Kevin DeYoung, a pastor and one of the authors of Why We’re Not Emergent, highlights a book (on his new blog) entitled Christ and Caesar: The Gospel and the Roman Empire in the Writings of Paul and Luke.
Ironically, the author is a professor at Fuller Theological Seminary (where Rob Bell earned his M-Div), but takes a different view than Rob Bell and N.T. Wright on this important issue. DeYoung cites Seyoon Kim,
Thus, there is no anti-imperial intent to be ascertained in the Pauline Epistles. All attempts to interpret them as containing such an intent, as shown above, are imposing an anti-imperial reading on the epistles based merely on superficial parallelism of terms between Paul’s gospel preaching and the Roman imperial ideology, while the texts themselves clearly use those terms to express other concerns.
In 2003, Steve Chalke wrote:
God affirms the original goodness of humankind
In 2004, Brian McLaren created his own tulip theology, the “T” representing “Triune Love,” as opposed to “Total Depravity.” One’s view of Calvinism is really not the issue here; in his Generous Orthodoxy he created a new Tulip because he believes that the evangelical church is overemphasizing sin and judgment. What world is he living in?
In 2005, Rob Bell weighed in with:
God has an incredibly high view of people. God believes that people are capable of amazing things.
When I first read the above works, I believed that these men were denying serious doctrines of the faith. My detractors argued that those within Emerging/Emergent were somehow rephrasing biblical terms in order to reach a generation that isn’t accustomed to theological jargon. If you missed it then, get it now: the apostasy is becoming much more explicit and “in your face.” And this is only the beginning.
Just this week, Tony Jones has announced that he does not believe in original sin. He writes,
Since then [college years], I’ve become more uncomfortable with the notion that people are inherently bad, prideful, etc. I don’t deny the reality of sin. But I do doubt that human beings are depraved from birth.
So, without quoting the Bible, what do you think? Are human beings predisposed to good or evil?

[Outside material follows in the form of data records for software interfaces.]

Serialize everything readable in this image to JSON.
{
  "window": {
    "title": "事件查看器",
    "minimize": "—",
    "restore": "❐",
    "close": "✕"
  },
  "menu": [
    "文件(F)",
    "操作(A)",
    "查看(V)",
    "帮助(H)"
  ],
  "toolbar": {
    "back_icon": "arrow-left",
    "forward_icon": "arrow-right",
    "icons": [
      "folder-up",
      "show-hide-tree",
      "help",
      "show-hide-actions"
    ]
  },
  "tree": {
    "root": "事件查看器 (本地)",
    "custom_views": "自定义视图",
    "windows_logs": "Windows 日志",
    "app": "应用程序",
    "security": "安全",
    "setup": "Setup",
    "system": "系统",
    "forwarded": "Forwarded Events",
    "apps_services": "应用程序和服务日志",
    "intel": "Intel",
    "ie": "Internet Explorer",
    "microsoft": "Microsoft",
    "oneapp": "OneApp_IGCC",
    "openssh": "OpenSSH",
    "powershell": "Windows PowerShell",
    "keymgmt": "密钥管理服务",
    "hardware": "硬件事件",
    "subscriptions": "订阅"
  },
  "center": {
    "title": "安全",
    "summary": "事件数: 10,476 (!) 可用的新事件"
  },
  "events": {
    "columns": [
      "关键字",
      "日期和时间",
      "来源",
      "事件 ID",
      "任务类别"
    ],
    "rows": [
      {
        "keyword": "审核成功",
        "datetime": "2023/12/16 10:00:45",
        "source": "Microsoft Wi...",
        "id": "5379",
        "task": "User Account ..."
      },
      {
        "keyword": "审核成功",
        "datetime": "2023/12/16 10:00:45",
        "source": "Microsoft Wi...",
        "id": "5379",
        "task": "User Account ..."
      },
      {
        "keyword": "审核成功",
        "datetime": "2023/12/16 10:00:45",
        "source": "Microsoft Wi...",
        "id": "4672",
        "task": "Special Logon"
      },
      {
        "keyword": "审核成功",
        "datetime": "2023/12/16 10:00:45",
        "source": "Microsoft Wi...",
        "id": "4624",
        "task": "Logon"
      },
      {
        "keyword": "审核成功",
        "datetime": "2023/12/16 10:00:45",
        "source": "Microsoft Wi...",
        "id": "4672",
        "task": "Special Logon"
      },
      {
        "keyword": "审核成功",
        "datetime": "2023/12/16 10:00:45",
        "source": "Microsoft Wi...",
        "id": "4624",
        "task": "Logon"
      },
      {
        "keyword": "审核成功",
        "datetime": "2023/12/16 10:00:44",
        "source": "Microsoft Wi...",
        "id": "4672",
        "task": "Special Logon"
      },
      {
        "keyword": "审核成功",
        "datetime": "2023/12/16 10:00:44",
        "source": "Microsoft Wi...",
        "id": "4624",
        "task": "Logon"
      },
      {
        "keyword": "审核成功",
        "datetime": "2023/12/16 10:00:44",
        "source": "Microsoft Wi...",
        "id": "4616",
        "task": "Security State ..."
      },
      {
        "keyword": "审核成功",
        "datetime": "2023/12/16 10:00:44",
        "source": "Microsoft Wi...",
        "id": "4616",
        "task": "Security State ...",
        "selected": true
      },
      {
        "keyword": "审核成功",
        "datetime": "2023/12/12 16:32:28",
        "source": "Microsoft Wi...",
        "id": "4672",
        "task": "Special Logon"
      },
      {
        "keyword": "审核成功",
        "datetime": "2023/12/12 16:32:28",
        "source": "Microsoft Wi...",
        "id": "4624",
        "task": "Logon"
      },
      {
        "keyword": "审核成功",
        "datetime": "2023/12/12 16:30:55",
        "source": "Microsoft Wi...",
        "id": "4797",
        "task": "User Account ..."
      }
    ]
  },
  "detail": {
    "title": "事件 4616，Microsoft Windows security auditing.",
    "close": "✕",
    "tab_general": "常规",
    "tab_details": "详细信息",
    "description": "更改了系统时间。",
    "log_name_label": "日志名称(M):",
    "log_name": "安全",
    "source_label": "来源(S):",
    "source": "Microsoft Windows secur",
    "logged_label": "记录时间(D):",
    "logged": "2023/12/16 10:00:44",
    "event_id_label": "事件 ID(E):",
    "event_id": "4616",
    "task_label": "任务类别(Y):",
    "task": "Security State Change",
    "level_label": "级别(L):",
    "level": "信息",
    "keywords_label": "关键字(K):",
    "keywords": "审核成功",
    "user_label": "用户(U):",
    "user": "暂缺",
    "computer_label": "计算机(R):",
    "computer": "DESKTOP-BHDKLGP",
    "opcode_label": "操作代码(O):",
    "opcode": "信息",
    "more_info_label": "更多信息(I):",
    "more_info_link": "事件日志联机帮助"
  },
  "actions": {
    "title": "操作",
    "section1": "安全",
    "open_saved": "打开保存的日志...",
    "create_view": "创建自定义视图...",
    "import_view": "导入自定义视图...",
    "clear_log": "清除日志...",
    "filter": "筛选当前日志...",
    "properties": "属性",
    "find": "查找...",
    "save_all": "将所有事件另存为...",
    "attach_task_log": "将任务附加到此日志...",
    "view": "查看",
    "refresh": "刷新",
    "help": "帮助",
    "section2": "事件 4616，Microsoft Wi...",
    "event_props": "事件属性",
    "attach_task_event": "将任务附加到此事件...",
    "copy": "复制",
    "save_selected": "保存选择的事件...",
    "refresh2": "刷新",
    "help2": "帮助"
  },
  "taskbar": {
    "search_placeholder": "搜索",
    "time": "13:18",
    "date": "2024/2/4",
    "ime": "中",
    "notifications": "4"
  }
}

I don’t know which bothers me more – that he doubts we are born sinful or that he doesn’t want people to answer using the Bible. I think the latter problem explains the former. If you reject the Bible as the only authority, then of course it’s irrelevant to such a discussion!
If anyone wondered what Jones meant by “original sin,” he actually defines it for us in a later post; he writes,
Original sin is a Christian doctrine that says that everyone is born sinful. This means that they are born with a built-in urge to do bad things and to disobey God.
Original sin is not just this inherited spiritual disease or defect in human nature; it’s also the ‘condemnation’ that goes with that fault.
I’ll stand with Jeremiah that the heart is both deceitful and desperately wicked…